Data records:
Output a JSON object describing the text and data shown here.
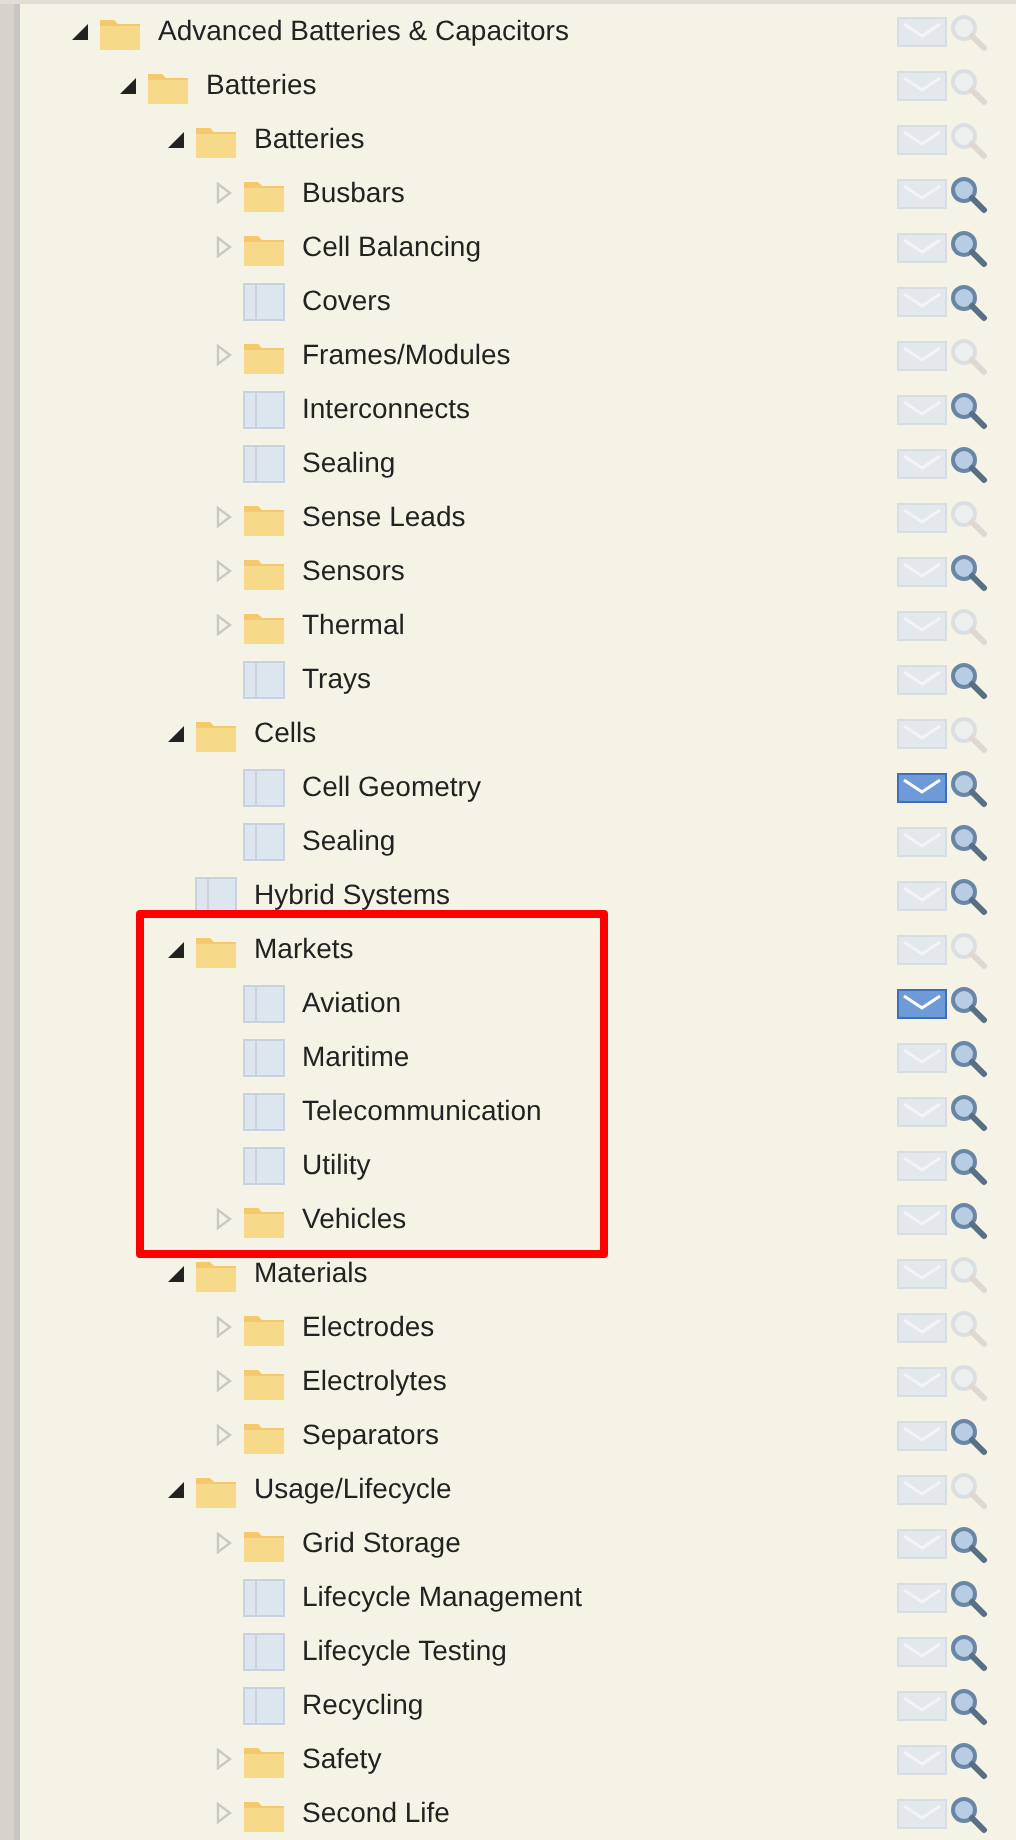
{
  "tree": [
    {
      "label": "Advanced Batteries & Capacitors",
      "kind": "folder",
      "expanded": true,
      "subscribed": false,
      "search_enabled": false,
      "children": [
        {
          "label": "Batteries",
          "kind": "folder",
          "expanded": true,
          "subscribed": false,
          "search_enabled": false,
          "children": [
            {
              "label": "Batteries",
              "kind": "folder",
              "expanded": true,
              "subscribed": false,
              "search_enabled": false,
              "children": [
                {
                  "label": "Busbars",
                  "kind": "folder",
                  "expanded": false,
                  "subscribed": false,
                  "search_enabled": true
                },
                {
                  "label": "Cell Balancing",
                  "kind": "folder",
                  "expanded": false,
                  "subscribed": false,
                  "search_enabled": true
                },
                {
                  "label": "Covers",
                  "kind": "document",
                  "subscribed": false,
                  "search_enabled": true
                },
                {
                  "label": "Frames/Modules",
                  "kind": "folder",
                  "expanded": false,
                  "subscribed": false,
                  "search_enabled": false
                },
                {
                  "label": "Interconnects",
                  "kind": "document",
                  "subscribed": false,
                  "search_enabled": true
                },
                {
                  "label": "Sealing",
                  "kind": "document",
                  "subscribed": false,
                  "search_enabled": true
                },
                {
                  "label": "Sense Leads",
                  "kind": "folder",
                  "expanded": false,
                  "subscribed": false,
                  "search_enabled": false
                },
                {
                  "label": "Sensors",
                  "kind": "folder",
                  "expanded": false,
                  "subscribed": false,
                  "search_enabled": true
                },
                {
                  "label": "Thermal",
                  "kind": "folder",
                  "expanded": false,
                  "subscribed": false,
                  "search_enabled": false
                },
                {
                  "label": "Trays",
                  "kind": "document",
                  "subscribed": false,
                  "search_enabled": true
                }
              ]
            },
            {
              "label": "Cells",
              "kind": "folder",
              "expanded": true,
              "subscribed": false,
              "search_enabled": false,
              "children": [
                {
                  "label": "Cell Geometry",
                  "kind": "document",
                  "subscribed": true,
                  "search_enabled": true
                },
                {
                  "label": "Sealing",
                  "kind": "document",
                  "subscribed": false,
                  "search_enabled": true
                }
              ]
            },
            {
              "label": "Hybrid Systems",
              "kind": "document",
              "subscribed": false,
              "search_enabled": true
            },
            {
              "label": "Markets",
              "kind": "folder",
              "expanded": true,
              "highlighted": true,
              "subscribed": false,
              "search_enabled": false,
              "children": [
                {
                  "label": "Aviation",
                  "kind": "document",
                  "subscribed": true,
                  "search_enabled": true
                },
                {
                  "label": "Maritime",
                  "kind": "document",
                  "subscribed": false,
                  "search_enabled": true
                },
                {
                  "label": "Telecommunication",
                  "kind": "document",
                  "subscribed": false,
                  "search_enabled": true
                },
                {
                  "label": "Utility",
                  "kind": "document",
                  "subscribed": false,
                  "search_enabled": true
                },
                {
                  "label": "Vehicles",
                  "kind": "folder",
                  "expanded": false,
                  "subscribed": false,
                  "search_enabled": true
                }
              ]
            },
            {
              "label": "Materials",
              "kind": "folder",
              "expanded": true,
              "subscribed": false,
              "search_enabled": false,
              "children": [
                {
                  "label": "Electrodes",
                  "kind": "folder",
                  "expanded": false,
                  "subscribed": false,
                  "search_enabled": false
                },
                {
                  "label": "Electrolytes",
                  "kind": "folder",
                  "expanded": false,
                  "subscribed": false,
                  "search_enabled": false
                },
                {
                  "label": "Separators",
                  "kind": "folder",
                  "expanded": false,
                  "subscribed": false,
                  "search_enabled": true
                }
              ]
            },
            {
              "label": "Usage/Lifecycle",
              "kind": "folder",
              "expanded": true,
              "subscribed": false,
              "search_enabled": false,
              "children": [
                {
                  "label": "Grid Storage",
                  "kind": "folder",
                  "expanded": false,
                  "subscribed": false,
                  "search_enabled": true
                },
                {
                  "label": "Lifecycle Management",
                  "kind": "document",
                  "subscribed": false,
                  "search_enabled": true
                },
                {
                  "label": "Lifecycle Testing",
                  "kind": "document",
                  "subscribed": false,
                  "search_enabled": true
                },
                {
                  "label": "Recycling",
                  "kind": "document",
                  "subscribed": false,
                  "search_enabled": true
                },
                {
                  "label": "Safety",
                  "kind": "folder",
                  "expanded": false,
                  "subscribed": false,
                  "search_enabled": true
                },
                {
                  "label": "Second Life",
                  "kind": "folder",
                  "expanded": false,
                  "subscribed": false,
                  "search_enabled": true
                }
              ]
            }
          ]
        }
      ]
    }
  ]
}
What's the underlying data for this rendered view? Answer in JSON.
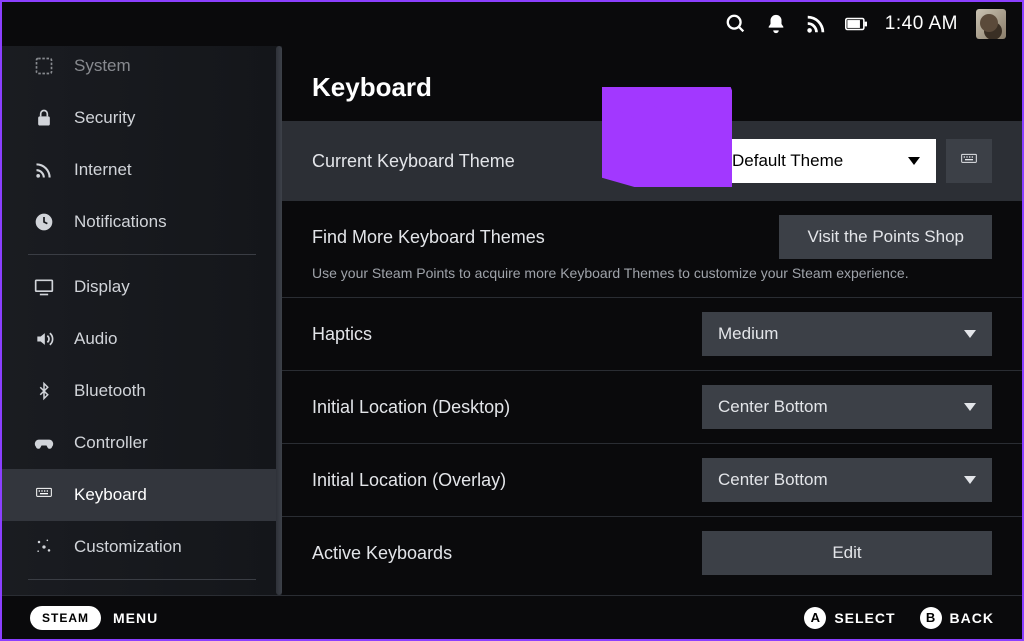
{
  "topbar": {
    "time": "1:40 AM"
  },
  "sidebar": {
    "items": [
      {
        "label": "System",
        "icon": "system"
      },
      {
        "label": "Security",
        "icon": "lock"
      },
      {
        "label": "Internet",
        "icon": "wifi"
      },
      {
        "label": "Notifications",
        "icon": "bell"
      },
      {
        "label": "Display",
        "icon": "display"
      },
      {
        "label": "Audio",
        "icon": "audio"
      },
      {
        "label": "Bluetooth",
        "icon": "bluetooth"
      },
      {
        "label": "Controller",
        "icon": "controller"
      },
      {
        "label": "Keyboard",
        "icon": "keyboard"
      },
      {
        "label": "Customization",
        "icon": "sparkle"
      }
    ],
    "active_index": 8
  },
  "page": {
    "title": "Keyboard",
    "theme": {
      "label": "Current Keyboard Theme",
      "value": "Default Theme"
    },
    "find_more": {
      "label": "Find More Keyboard Themes",
      "button": "Visit the Points Shop",
      "desc": "Use your Steam Points to acquire more Keyboard Themes to customize your Steam experience."
    },
    "haptics": {
      "label": "Haptics",
      "value": "Medium"
    },
    "loc_desktop": {
      "label": "Initial Location (Desktop)",
      "value": "Center Bottom"
    },
    "loc_overlay": {
      "label": "Initial Location (Overlay)",
      "value": "Center Bottom"
    },
    "active_kb": {
      "label": "Active Keyboards",
      "button": "Edit"
    }
  },
  "footer": {
    "steam": "STEAM",
    "menu": "MENU",
    "hints": [
      {
        "btn": "A",
        "label": "SELECT"
      },
      {
        "btn": "B",
        "label": "BACK"
      }
    ]
  },
  "annotations": {
    "arrow_color": "#a238ff"
  }
}
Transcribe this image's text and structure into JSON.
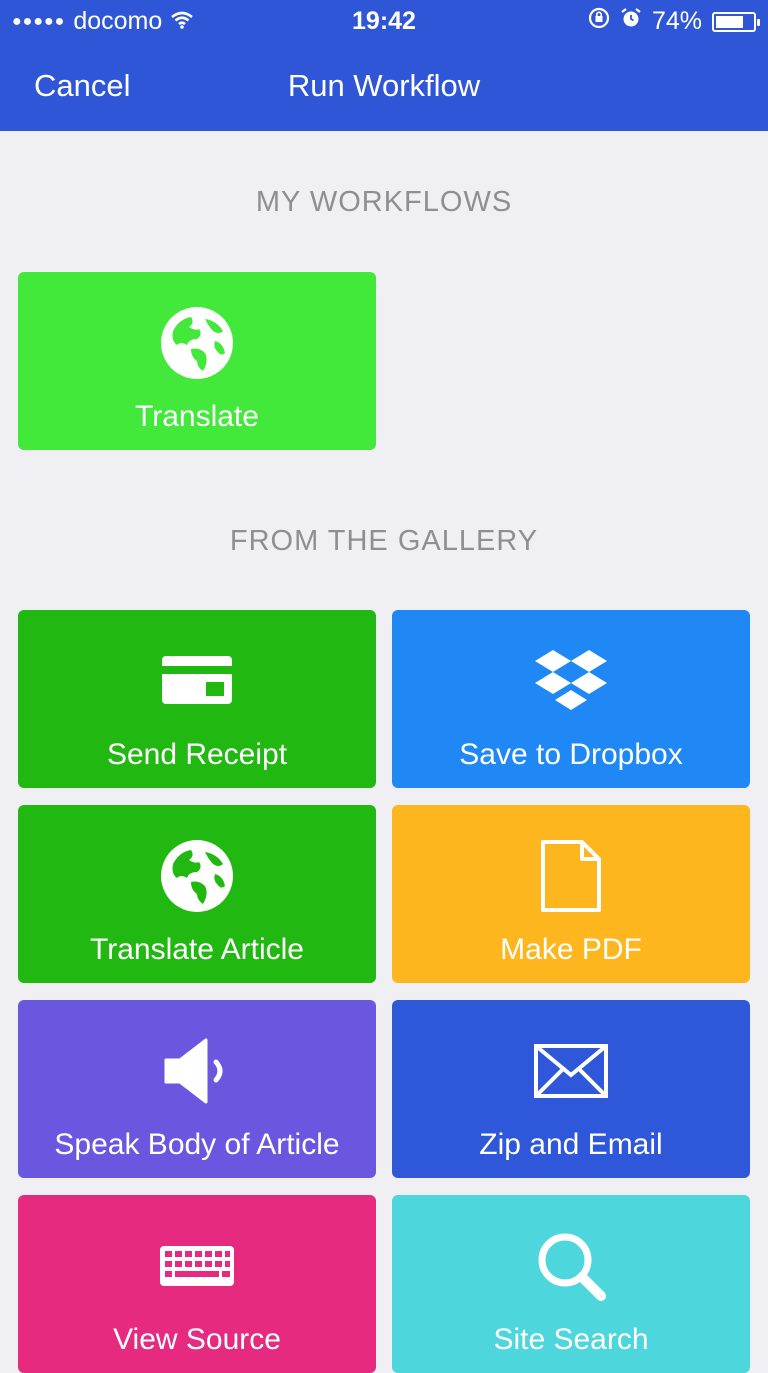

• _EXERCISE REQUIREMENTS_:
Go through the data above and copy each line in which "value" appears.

• _EXERCISE ANSWER_:
      "value": "Default Theme"
      "value": "Medium"
      "value": "Center Bottom"
      "value": "Center Bottom"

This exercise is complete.